- What the exercise asks -
Examine the records and identify each line that includes the string "heading". Copy those lines.

---

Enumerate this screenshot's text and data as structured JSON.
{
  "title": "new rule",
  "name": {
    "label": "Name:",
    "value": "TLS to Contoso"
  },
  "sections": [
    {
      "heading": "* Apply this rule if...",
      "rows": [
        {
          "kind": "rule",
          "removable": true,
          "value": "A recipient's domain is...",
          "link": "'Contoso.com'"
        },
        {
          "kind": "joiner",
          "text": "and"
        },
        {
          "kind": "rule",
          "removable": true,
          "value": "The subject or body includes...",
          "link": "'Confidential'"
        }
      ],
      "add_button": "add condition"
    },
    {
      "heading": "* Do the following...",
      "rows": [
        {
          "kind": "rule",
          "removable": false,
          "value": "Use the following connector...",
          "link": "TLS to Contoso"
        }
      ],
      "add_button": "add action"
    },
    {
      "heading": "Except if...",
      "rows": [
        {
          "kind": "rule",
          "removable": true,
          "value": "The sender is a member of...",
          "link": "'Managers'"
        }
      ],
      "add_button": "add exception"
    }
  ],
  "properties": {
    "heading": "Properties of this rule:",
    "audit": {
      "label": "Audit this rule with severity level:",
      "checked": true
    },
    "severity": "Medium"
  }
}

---

- Answer to the problem -
      "heading": "* Apply this rule if...",
      "heading": "* Do the following...",
      "heading": "Except if...",
    "heading": "Properties of this rule:",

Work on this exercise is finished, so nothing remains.